___ Records provided ___

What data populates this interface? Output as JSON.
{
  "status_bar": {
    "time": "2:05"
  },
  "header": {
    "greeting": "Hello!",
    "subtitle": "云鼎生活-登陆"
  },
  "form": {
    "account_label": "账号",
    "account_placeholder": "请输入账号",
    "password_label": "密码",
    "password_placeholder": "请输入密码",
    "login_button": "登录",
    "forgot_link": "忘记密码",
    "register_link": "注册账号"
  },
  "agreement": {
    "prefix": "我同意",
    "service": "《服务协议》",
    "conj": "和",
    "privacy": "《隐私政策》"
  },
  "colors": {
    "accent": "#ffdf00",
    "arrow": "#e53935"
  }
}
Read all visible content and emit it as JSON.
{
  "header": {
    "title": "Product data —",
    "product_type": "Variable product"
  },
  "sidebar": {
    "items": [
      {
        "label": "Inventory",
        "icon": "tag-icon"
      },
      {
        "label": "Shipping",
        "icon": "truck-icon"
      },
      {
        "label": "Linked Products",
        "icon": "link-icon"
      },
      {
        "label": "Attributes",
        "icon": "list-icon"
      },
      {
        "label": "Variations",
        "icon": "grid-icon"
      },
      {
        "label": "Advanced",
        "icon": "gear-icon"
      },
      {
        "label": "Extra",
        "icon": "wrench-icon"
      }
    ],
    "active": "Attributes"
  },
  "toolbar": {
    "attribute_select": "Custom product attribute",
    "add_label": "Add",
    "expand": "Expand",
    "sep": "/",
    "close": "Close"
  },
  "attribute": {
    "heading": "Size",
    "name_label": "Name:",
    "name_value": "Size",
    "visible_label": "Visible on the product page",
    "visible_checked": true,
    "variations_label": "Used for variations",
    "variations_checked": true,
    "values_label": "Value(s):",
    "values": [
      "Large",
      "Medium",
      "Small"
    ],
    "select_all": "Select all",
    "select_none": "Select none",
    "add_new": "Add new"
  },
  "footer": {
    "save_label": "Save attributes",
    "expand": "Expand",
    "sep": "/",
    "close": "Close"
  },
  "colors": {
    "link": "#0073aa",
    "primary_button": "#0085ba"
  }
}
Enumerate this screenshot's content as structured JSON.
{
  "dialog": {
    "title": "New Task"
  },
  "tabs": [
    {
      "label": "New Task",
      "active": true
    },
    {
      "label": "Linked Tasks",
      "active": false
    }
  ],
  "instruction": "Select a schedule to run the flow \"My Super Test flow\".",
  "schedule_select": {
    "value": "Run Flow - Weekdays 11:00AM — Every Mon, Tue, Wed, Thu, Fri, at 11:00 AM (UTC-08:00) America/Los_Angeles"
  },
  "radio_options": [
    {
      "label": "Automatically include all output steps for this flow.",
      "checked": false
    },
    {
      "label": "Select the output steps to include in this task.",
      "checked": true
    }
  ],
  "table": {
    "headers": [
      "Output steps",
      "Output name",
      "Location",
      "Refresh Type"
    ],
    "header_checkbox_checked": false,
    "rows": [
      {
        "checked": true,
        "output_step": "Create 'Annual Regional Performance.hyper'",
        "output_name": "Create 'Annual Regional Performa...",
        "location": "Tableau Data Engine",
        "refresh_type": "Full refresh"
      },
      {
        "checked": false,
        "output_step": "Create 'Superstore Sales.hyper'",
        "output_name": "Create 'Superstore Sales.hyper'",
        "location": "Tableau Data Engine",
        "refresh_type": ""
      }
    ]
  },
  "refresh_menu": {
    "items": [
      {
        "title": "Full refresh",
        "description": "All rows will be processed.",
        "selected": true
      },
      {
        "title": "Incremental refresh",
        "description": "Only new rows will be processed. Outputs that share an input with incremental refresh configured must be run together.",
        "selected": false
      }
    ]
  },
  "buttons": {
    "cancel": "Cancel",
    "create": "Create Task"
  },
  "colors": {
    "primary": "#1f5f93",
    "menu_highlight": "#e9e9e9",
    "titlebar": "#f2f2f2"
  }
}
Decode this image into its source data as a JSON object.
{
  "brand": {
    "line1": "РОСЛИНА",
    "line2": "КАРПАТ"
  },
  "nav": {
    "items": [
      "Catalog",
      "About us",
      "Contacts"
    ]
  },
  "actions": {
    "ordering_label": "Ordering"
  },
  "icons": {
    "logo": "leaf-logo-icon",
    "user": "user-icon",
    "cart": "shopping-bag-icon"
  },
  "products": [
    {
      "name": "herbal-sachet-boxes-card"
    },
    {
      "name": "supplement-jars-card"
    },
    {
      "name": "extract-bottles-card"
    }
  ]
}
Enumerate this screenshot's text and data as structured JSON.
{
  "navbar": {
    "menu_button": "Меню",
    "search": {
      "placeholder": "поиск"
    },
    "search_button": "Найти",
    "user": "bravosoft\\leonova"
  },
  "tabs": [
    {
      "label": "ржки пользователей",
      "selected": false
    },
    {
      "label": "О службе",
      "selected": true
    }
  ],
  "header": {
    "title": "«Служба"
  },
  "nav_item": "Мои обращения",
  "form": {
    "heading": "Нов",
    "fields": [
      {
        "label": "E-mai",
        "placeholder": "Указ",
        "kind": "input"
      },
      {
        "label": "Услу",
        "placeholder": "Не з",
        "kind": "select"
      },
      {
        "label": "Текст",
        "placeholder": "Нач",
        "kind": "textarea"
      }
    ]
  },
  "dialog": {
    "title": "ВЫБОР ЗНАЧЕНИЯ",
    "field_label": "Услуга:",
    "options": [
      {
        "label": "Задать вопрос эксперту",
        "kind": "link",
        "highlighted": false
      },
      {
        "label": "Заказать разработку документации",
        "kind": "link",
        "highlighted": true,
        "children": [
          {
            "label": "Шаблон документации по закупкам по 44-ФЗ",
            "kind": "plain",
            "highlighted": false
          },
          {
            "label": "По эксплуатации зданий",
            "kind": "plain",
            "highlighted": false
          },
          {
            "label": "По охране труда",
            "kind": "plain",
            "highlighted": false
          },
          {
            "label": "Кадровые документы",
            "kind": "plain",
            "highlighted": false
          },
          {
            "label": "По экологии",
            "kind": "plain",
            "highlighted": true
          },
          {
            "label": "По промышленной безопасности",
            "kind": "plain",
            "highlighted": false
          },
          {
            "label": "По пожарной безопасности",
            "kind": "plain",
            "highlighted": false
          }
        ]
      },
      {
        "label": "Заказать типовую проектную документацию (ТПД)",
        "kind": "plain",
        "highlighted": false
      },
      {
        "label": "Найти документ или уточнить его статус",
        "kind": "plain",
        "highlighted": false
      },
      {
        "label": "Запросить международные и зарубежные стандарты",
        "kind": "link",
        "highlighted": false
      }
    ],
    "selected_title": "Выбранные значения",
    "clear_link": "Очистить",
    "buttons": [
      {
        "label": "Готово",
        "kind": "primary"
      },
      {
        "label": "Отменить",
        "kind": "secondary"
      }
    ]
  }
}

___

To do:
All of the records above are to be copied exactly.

Solution to this problem:
What data populates this interface? Output as JSON.
{
  "status_bar": {
    "time": "2:05"
  },
  "header": {
    "greeting": "Hello!",
    "subtitle": "云鼎生活-登陆"
  },
  "form": {
    "account_label": "账号",
    "account_placeholder": "请输入账号",
    "password_label": "密码",
    "password_placeholder": "请输入密码",
    "login_button": "登录",
    "forgot_link": "忘记密码",
    "register_link": "注册账号"
  },
  "agreement": {
    "prefix": "我同意",
    "service": "《服务协议》",
    "conj": "和",
    "privacy": "《隐私政策》"
  },
  "colors": {
    "accent": "#ffdf00",
    "arrow": "#e53935"
  }
}
Read all visible content and emit it as JSON.
{
  "header": {
    "title": "Product data —",
    "product_type": "Variable product"
  },
  "sidebar": {
    "items": [
      {
        "label": "Inventory",
        "icon": "tag-icon"
      },
      {
        "label": "Shipping",
        "icon": "truck-icon"
      },
      {
        "label": "Linked Products",
        "icon": "link-icon"
      },
      {
        "label": "Attributes",
        "icon": "list-icon"
      },
      {
        "label": "Variations",
        "icon": "grid-icon"
      },
      {
        "label": "Advanced",
        "icon": "gear-icon"
      },
      {
        "label": "Extra",
        "icon": "wrench-icon"
      }
    ],
    "active": "Attributes"
  },
  "toolbar": {
    "attribute_select": "Custom product attribute",
    "add_label": "Add",
    "expand": "Expand",
    "sep": "/",
    "close": "Close"
  },
  "attribute": {
    "heading": "Size",
    "name_label": "Name:",
    "name_value": "Size",
    "visible_label": "Visible on the product page",
    "visible_checked": true,
    "variations_label": "Used for variations",
    "variations_checked": true,
    "values_label": "Value(s):",
    "values": [
      "Large",
      "Medium",
      "Small"
    ],
    "select_all": "Select all",
    "select_none": "Select none",
    "add_new": "Add new"
  },
  "footer": {
    "save_label": "Save attributes",
    "expand": "Expand",
    "sep": "/",
    "close": "Close"
  },
  "colors": {
    "link": "#0073aa",
    "primary_button": "#0085ba"
  }
}
Enumerate this screenshot's content as structured JSON.
{
  "dialog": {
    "title": "New Task"
  },
  "tabs": [
    {
      "label": "New Task",
      "active": true
    },
    {
      "label": "Linked Tasks",
      "active": false
    }
  ],
  "instruction": "Select a schedule to run the flow \"My Super Test flow\".",
  "schedule_select": {
    "value": "Run Flow - Weekdays 11:00AM — Every Mon, Tue, Wed, Thu, Fri, at 11:00 AM (UTC-08:00) America/Los_Angeles"
  },
  "radio_options": [
    {
      "label": "Automatically include all output steps for this flow.",
      "checked": false
    },
    {
      "label": "Select the output steps to include in this task.",
      "checked": true
    }
  ],
  "table": {
    "headers": [
      "Output steps",
      "Output name",
      "Location",
      "Refresh Type"
    ],
    "header_checkbox_checked": false,
    "rows": [
      {
        "checked": true,
        "output_step": "Create 'Annual Regional Performance.hyper'",
        "output_name": "Create 'Annual Regional Performa...",
        "location": "Tableau Data Engine",
        "refresh_type": "Full refresh"
      },
      {
        "checked": false,
        "output_step": "Create 'Superstore Sales.hyper'",
        "output_name": "Create 'Superstore Sales.hyper'",
        "location": "Tableau Data Engine",
        "refresh_type": ""
      }
    ]
  },
  "refresh_menu": {
    "items": [
      {
        "title": "Full refresh",
        "description": "All rows will be processed.",
        "selected": true
      },
      {
        "title": "Incremental refresh",
        "description": "Only new rows will be processed. Outputs that share an input with incremental refresh configured must be run together.",
        "selected": false
      }
    ]
  },
  "buttons": {
    "cancel": "Cancel",
    "create": "Create Task"
  },
  "colors": {
    "primary": "#1f5f93",
    "menu_highlight": "#e9e9e9",
    "titlebar": "#f2f2f2"
  }
}
Decode this image into its source data as a JSON object.
{
  "brand": {
    "line1": "РОСЛИНА",
    "line2": "КАРПАТ"
  },
  "nav": {
    "items": [
      "Catalog",
      "About us",
      "Contacts"
    ]
  },
  "actions": {
    "ordering_label": "Ordering"
  },
  "icons": {
    "logo": "leaf-logo-icon",
    "user": "user-icon",
    "cart": "shopping-bag-icon"
  },
  "products": [
    {
      "name": "herbal-sachet-boxes-card"
    },
    {
      "name": "supplement-jars-card"
    },
    {
      "name": "extract-bottles-card"
    }
  ]
}
Enumerate this screenshot's text and data as structured JSON.
{
  "navbar": {
    "menu_button": "Меню",
    "search": {
      "placeholder": "поиск"
    },
    "search_button": "Найти",
    "user": "bravosoft\\leonova"
  },
  "tabs": [
    {
      "label": "ржки пользователей",
      "selected": false
    },
    {
      "label": "О службе",
      "selected": true
    }
  ],
  "header": {
    "title": "«Служба"
  },
  "nav_item": "Мои обращения",
  "form": {
    "heading": "Нов",
    "fields": [
      {
        "label": "E-mai",
        "placeholder": "Указ",
        "kind": "input"
      },
      {
        "label": "Услу",
        "placeholder": "Не з",
        "kind": "select"
      },
      {
        "label": "Текст",
        "placeholder": "Нач",
        "kind": "textarea"
      }
    ]
  },
  "dialog": {
    "title": "ВЫБОР ЗНАЧЕНИЯ",
    "field_label": "Услуга:",
    "options": [
      {
        "label": "Задать вопрос эксперту",
        "kind": "link",
        "highlighted": false
      },
      {
        "label": "Заказать разработку документации",
        "kind": "link",
        "highlighted": true,
        "children": [
          {
            "label": "Шаблон документации по закупкам по 44-ФЗ",
            "kind": "plain",
            "highlighted": false
          },
          {
            "label": "По эксплуатации зданий",
            "kind": "plain",
            "highlighted": false
          },
          {
            "label": "По охране труда",
            "kind": "plain",
            "highlighted": false
          },
          {
            "label": "Кадровые документы",
            "kind": "plain",
            "highlighted": false
          },
          {
            "label": "По экологии",
            "kind": "plain",
            "highlighted": true
          },
          {
            "label": "По промышленной безопасности",
            "kind": "plain",
            "highlighted": false
          },
          {
            "label": "По пожарной безопасности",
            "kind": "plain",
            "highlighted": false
          }
        ]
      },
      {
        "label": "Заказать типовую проектную документацию (ТПД)",
        "kind": "plain",
        "highlighted": false
      },
      {
        "label": "Найти документ или уточнить его статус",
        "kind": "plain",
        "highlighted": false
      },
      {
        "label": "Запросить международные и зарубежные стандарты",
        "kind": "link",
        "highlighted": false
      }
    ],
    "selected_title": "Выбранные значения",
    "clear_link": "Очистить",
    "buttons": [
      {
        "label": "Готово",
        "kind": "primary"
      },
      {
        "label": "Отменить",
        "kind": "secondary"
      }
    ]
  }
}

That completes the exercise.